Project Managers have a wide range of responsibilities when working on a project: they oversee planning the project, create a schedule and timeline, execute each phase, manage budgets, serve as the liaison among all stakeholders, and also troubleshoot and maintenance, plus whatever other tasks that get added to their plate. As such, a Project Manager (PM) must be very organized and detail oriented. They also need to have great people skills because at the end of the day, this person is responsible for leading the team and communicating with all involved parties.
The Project Management Institute describes the role of a project manager as someone who acts as an agent of change. Someone who “makes project goals their own and uses their skills and expertise to inspire a sense of shared purpose within the project team.”
PMs serve as leaders. Aside from ensuring the project is delivered on time and within the agreed-upon budget, they also encourage their teams and inspire their clients. They need to solve problems as they arise with strong critical-thinking capabilities while also possessing strong communication skills to ensure everyone remains informed, motivated, and onboard.
A good PM delivers a final product on time, on budget while meeting or exceeding client expectations. Tracing projects back to business goals is becoming increasingly necessary for project managers.
All brains on deck
The Agile framework focuses on self-organization and team empowerment rather than defining specific roles, which is why there is no need for a Project Manager in the traditional sense; the role is pretty much covered between all the existing roles.
Anyone who's ever taken an Agile class or training has heard of the defined roles of scrum master, product owner, and development team in the scrum framework, which makes no mention of the Project Manager role. Personally, I have taken five Agile classes from different places and never once have heard the word “Project Manager”. So, where does this skill set belong? Is there really no use for a PM in an Agile setting? Is there nothing they can do to add value to an Agile project?

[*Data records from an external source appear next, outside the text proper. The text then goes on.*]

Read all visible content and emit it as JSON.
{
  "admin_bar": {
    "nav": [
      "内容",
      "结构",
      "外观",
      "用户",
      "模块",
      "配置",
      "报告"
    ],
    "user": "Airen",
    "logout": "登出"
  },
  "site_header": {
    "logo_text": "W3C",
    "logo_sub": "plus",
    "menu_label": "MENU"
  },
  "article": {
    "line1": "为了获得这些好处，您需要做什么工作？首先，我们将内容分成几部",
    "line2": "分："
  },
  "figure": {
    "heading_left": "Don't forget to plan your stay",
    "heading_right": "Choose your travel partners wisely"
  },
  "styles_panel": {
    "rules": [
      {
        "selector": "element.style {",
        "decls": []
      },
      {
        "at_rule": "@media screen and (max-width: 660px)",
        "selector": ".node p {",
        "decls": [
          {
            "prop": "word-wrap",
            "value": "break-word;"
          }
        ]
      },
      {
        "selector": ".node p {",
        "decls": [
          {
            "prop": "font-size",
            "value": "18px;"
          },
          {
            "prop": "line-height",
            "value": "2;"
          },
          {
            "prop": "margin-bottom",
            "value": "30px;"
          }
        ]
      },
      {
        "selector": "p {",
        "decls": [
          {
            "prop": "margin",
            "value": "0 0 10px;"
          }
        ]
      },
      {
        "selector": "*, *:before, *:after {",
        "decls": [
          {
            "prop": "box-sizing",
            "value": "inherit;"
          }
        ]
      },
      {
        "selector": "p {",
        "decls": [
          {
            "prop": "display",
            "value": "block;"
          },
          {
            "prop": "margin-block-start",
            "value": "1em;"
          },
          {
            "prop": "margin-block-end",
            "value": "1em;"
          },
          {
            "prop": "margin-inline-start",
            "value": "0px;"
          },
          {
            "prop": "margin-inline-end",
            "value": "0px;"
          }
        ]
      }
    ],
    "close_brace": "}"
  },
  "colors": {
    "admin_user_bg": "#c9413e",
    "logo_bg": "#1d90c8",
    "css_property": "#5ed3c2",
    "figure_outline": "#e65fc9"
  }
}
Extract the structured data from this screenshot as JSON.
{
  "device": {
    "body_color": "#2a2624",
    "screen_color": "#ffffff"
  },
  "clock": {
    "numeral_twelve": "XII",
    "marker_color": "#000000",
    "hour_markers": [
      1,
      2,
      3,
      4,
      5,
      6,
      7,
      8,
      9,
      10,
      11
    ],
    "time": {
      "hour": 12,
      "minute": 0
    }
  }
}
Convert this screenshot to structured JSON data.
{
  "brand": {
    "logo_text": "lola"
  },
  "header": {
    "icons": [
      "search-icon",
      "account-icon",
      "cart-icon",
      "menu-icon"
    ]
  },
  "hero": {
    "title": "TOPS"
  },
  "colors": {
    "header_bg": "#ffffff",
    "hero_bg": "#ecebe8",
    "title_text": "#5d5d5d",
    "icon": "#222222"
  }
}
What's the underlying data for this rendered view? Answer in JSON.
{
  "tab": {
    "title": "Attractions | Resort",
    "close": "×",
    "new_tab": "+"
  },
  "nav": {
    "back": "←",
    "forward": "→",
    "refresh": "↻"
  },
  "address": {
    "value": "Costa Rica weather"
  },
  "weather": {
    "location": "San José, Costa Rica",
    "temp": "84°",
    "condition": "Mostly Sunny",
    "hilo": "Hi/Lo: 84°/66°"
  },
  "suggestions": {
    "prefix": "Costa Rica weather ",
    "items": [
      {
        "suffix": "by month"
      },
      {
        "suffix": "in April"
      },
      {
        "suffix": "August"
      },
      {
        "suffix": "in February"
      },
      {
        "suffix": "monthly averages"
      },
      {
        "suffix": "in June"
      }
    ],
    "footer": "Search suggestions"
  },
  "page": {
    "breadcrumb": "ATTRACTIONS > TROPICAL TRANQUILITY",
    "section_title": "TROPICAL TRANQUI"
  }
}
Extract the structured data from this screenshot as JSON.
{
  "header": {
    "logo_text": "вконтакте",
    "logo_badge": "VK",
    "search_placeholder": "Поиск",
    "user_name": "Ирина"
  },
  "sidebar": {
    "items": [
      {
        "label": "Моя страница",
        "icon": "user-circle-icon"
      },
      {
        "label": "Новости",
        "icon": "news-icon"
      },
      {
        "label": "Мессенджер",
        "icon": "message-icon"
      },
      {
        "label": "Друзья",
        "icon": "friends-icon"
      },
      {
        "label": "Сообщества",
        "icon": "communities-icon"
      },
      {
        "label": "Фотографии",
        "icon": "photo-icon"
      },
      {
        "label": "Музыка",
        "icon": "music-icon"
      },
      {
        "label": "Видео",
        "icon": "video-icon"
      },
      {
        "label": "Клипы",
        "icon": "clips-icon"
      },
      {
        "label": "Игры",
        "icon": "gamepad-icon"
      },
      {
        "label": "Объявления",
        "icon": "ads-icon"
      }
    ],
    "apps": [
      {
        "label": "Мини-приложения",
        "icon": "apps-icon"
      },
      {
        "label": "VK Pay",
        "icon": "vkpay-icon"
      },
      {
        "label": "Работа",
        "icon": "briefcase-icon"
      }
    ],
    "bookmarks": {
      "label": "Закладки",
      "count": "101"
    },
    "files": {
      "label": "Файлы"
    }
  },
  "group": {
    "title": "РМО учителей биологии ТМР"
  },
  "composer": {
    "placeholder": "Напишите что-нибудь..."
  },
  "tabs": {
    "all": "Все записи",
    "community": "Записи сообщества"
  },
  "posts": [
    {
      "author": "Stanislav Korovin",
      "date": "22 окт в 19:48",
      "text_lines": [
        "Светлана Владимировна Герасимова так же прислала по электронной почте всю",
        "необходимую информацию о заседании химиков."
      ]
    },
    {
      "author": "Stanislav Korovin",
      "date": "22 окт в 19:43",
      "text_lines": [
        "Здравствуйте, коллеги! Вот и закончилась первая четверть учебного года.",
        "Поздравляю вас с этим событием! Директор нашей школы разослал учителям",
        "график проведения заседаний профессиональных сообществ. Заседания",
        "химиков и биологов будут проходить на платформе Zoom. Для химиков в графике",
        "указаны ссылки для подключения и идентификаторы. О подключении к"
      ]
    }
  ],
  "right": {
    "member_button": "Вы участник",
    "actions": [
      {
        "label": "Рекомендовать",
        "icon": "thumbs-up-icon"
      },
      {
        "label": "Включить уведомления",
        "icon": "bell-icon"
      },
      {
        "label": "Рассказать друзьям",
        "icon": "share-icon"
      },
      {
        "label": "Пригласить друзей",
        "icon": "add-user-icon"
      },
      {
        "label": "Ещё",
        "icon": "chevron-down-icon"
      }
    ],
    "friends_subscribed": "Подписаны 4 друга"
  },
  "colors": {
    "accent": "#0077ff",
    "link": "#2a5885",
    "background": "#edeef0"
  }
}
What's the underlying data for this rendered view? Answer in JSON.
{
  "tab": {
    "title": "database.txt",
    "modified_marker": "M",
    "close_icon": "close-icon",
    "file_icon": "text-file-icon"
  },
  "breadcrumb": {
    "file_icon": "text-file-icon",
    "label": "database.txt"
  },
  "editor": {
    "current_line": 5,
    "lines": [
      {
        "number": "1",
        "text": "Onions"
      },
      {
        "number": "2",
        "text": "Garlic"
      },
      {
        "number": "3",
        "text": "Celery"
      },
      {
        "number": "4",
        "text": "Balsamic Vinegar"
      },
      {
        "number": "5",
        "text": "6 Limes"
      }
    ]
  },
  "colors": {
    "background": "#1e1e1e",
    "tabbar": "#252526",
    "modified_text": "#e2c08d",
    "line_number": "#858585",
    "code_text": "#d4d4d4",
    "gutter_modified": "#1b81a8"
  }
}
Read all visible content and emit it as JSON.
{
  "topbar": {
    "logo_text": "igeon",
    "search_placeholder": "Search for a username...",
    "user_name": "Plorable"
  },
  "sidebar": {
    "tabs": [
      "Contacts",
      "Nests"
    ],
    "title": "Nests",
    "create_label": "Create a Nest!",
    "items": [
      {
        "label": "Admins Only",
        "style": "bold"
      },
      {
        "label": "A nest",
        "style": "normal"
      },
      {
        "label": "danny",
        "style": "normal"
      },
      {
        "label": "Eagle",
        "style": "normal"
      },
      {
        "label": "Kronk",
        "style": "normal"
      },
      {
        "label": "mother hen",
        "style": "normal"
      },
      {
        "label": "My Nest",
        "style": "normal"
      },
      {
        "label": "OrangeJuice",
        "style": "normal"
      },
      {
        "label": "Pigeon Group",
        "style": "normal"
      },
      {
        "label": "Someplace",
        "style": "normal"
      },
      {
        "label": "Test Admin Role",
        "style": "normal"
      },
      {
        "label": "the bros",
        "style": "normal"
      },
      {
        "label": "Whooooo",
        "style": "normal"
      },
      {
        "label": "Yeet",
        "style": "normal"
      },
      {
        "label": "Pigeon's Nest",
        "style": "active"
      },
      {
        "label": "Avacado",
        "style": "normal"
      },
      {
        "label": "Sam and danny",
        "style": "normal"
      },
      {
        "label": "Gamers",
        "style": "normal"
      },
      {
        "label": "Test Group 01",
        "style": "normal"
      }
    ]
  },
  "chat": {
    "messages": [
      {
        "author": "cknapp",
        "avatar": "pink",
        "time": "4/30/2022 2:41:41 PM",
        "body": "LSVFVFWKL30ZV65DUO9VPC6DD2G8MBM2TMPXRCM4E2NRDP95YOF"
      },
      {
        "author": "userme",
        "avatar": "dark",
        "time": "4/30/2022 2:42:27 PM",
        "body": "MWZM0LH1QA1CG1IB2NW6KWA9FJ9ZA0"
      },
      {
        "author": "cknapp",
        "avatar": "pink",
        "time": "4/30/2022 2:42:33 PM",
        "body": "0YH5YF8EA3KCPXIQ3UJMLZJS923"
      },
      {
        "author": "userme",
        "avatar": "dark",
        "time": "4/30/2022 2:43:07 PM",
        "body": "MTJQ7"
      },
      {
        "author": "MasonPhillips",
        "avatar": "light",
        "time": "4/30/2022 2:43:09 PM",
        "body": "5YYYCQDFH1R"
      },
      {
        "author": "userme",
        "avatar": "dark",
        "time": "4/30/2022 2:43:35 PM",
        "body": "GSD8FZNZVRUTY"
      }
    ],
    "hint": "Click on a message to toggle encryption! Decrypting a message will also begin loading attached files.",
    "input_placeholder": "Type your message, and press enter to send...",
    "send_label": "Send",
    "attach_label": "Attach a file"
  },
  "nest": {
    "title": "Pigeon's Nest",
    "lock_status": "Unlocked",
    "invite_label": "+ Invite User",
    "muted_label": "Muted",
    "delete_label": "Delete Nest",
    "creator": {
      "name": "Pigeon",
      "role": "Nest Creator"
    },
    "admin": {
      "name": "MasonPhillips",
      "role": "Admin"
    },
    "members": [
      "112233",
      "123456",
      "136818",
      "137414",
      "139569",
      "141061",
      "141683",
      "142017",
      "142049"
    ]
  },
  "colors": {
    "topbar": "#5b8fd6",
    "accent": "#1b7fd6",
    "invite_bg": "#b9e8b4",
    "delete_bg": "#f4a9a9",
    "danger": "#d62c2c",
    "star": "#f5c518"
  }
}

An Agile organization can- and does- function well without a Project Manager. However, there is a huge potential for a PM skill set to add value to an organization, specifically on large projects. I have worked in QA Testing across various complex projects for the past five years, and it is clear to me that a PM can greatly impact both the journey and outcome of the project in regard to budget and risk management, as well as coordination between multiple scrum teams.
In an Agile environment, a Project Manager can add value by managing key aspects of every project, overseeing budgets, risks, etc., especially on large scale projects for enterprise organizations. Having a Project Manager also frees up the Scrum Master to focus solely on his or her core functions.
Take, for example, the below chart from Ken Rubin and his article “What Happens to the Project Manager when Doing Agile Development with Scrum?” While the PM role no longer exists in a traditional sense, you can see how the tasks and roles normally assigned to them still exist within the system, but are spread out throughout the team. As a result, the person who would normally act as the PM, can work very well as the Product Owner, the Scrum Master, or on the Development Team, depending on his or her background and specific skillset.